A town with picturesque canals, backwaters, beaches, and lagoons, it was described as the "Venice of the East" by Lord Curzon. The exciting and unforgettable boat cruises in Alappuzha offer intimate glimpses of backwater life and an unforgettable journey watching Coir making, boat building, toddy tapping, fish farming and the rugged village life.
Cochin is one of the most interesting cities. It is gifted with a natural harbour and is claimed to be the “Venice of the Orient” and the Queen of the Arabian Sea”. It is one of the few places in the world where one can see a Jewish Synagogue, Portuguese churches, Dutch architecture, mosque, temples and Chinese fishing nets. Kochi is the arguably the ideal starting point for exploring the unfathomable diversity and beauty of Kerala.
Kovalam has three crescent shaped beaches separated by rocky outcroppings. Shallow waters stretching for hundreds of metres are ideal for swimming. The beaches have steep palm covered headlands and are lined with shops that offer all kinds of goods and services.
Kumarakom is a serenely beautiful and scenic backwater destination, a charming peninsula jutting into the ever-effervescent Vembanad Lake that is dotted with plenty of traditional rice boats and canoes, leaving a scene that is immensely pleasing to the eye. The place is renowned for its mangrove shores and the bird sanctuary. The Kumarakom Bird Sanctuary nearby which houses exotic birds and plants is a beautiful green spot and an orthithologist's paradise.
Munnar is situated at an altitude of 1,525 meter has a cool bracing climate exuding an old-world charm. Lovely views of low-flying clouds and mist filled valleys. The atmosphere is fragrant with extensive tea and cardamom plantations. . Places to see in Munnar include Pothamedu, Echo point, Blossom Park, Mattupetty dam, Tata tea museum and Eravikulam National Park which is home to the Nilgiri Tahr and Anamudi Peak which is the highest peak in South India.
Thekkady ,India 's largest wildlife sanctuary is a dream destination for any tourist visiting India. The sanctuary is centered around the large (24 sq km) artificial lake formed by a dam across the Periyar river. The main attraction is a boat trip over this man-made lake of Thekkady. The forest department would also arrange elephant rides and trekking inside the sanctuary. One can see deers, monkeys, tigers, herds of elephants and other exotic flora and fauna here.

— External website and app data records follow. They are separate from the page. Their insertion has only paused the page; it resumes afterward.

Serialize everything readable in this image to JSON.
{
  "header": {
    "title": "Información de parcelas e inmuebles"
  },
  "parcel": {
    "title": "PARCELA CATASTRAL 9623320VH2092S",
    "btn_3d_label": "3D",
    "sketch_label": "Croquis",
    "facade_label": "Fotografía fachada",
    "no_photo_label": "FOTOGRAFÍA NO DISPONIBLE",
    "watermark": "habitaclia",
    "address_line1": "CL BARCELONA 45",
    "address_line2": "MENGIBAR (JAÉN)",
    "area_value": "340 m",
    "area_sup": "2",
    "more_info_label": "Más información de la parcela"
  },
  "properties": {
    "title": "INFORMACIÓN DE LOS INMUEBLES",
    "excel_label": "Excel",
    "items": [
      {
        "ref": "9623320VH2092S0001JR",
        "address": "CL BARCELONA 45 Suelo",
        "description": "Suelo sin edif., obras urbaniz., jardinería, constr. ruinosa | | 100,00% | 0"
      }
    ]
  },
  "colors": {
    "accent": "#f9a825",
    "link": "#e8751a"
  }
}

Trivandrum, the Capital city of Kerala derives its name from Thiru-Ananthapuram, which means the place of the sacred serpent Anantha or Adisesha on which Lord Padmanabha reclines. Sri Padmanabhaswamy temple is the city’s main landmark. Main attraction of city is Napier Museum, Zoological gardens, Art Gallery etc
Varkala is famous for the 2,000-year old Janardana Swami Temple which is an important Vaishnavaite shrine in India and is often referred to as Dakshin Kashi (Benares of the South). The temple is located close to the Papanasam beach, which is considered to have holy waters which wash away sins.
Wayanad, the green paradise is nestled among the mountains of the Western Ghats, forming the border world of the greener part of Kerala. The name Wayanad has been derived from the expression 'Vayal nadu' - the village of paddy fields. Wayanad consists of 3 taluks - Mananthavady, Sulthan Bathery and Vythiri.
Kasaragod, the Northern most district of Kerala is renowned as the land of gods, forts, rivers, hills and beautiful beaches. The imposing fort at Bekal is one of the largest and best preserved forts in Kerala. The beautiful expanse of the shallow beach near the Bekal fort known as Bekal Fort Beach has been developed as an exotic beach location by the Bekal Resorts Development Corporation (BRDC).
Kanyakumari takes its name from the Kumari Amman or Kanyakumari Temple, situated in the town, on the sea-shore, the very confluence of the three water-bodies – the Arabian Sea, the Bay of Bengal and the Indian Ocean. It is also sometimes referred to as Cape Comorin. Kanyakumari has been a great centre for art and religion for centuries. It was ruled by the Cholas, the Cheras, the Pandyas and the Nayaks.